[Opening Supplied data section]
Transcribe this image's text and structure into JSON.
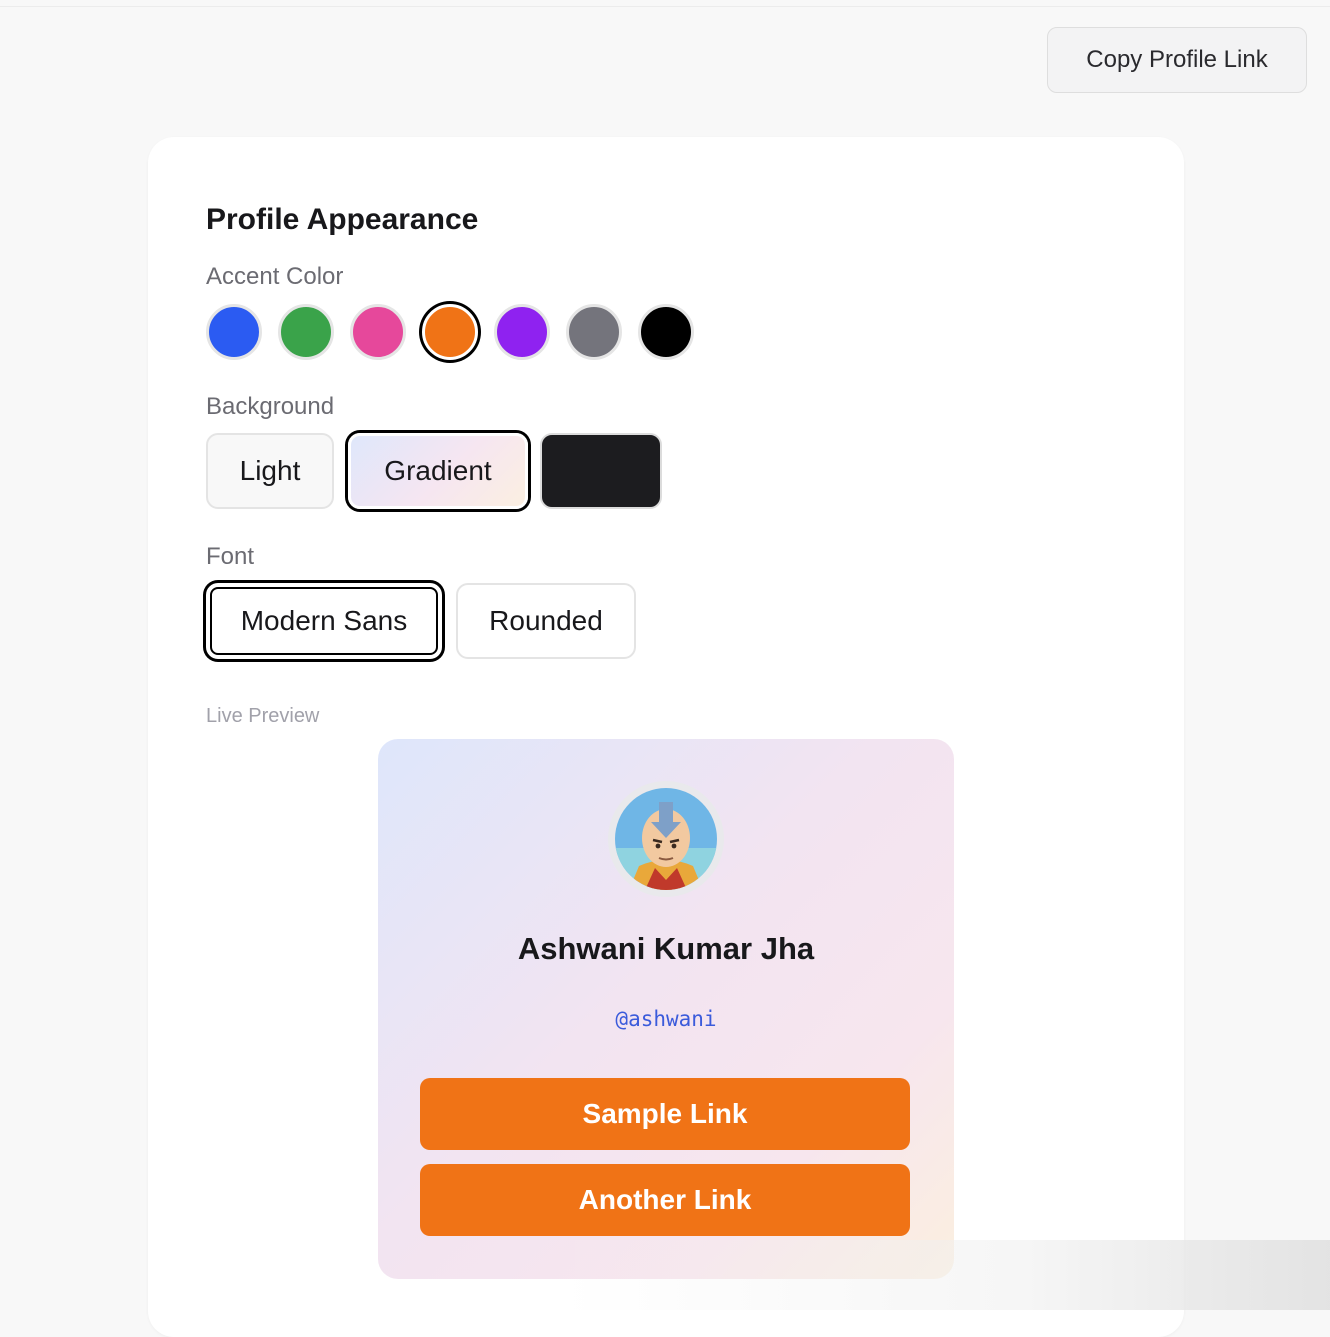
{
  "header": {
    "copy_link_label": "Copy Profile Link"
  },
  "settings": {
    "title": "Profile Appearance",
    "accent_label": "Accent Color",
    "accent_colors": [
      {
        "name": "blue",
        "hex": "#2b5bf2"
      },
      {
        "name": "green",
        "hex": "#3aa34a"
      },
      {
        "name": "pink",
        "hex": "#e6489b"
      },
      {
        "name": "orange",
        "hex": "#f07316"
      },
      {
        "name": "purple",
        "hex": "#8f22f0"
      },
      {
        "name": "gray",
        "hex": "#74747c"
      },
      {
        "name": "black",
        "hex": "#000000"
      }
    ],
    "selected_accent": "orange",
    "background_label": "Background",
    "background_options": {
      "light": "Light",
      "gradient": "Gradient",
      "dark": ""
    },
    "selected_background": "Gradient",
    "font_label": "Font",
    "font_options": {
      "modern": "Modern Sans",
      "rounded": "Rounded"
    },
    "selected_font": "Modern Sans",
    "preview_label": "Live Preview"
  },
  "preview": {
    "avatar_icon": "avatar-illustration",
    "name": "Ashwani Kumar Jha",
    "handle": "@ashwani",
    "links": [
      "Sample Link",
      "Another Link"
    ],
    "accent_hex": "#f07316"
  }
}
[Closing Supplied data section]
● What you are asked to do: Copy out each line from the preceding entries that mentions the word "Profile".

● Response below:
    "copy_link_label": "Copy Profile Link"
    "title": "Profile Appearance",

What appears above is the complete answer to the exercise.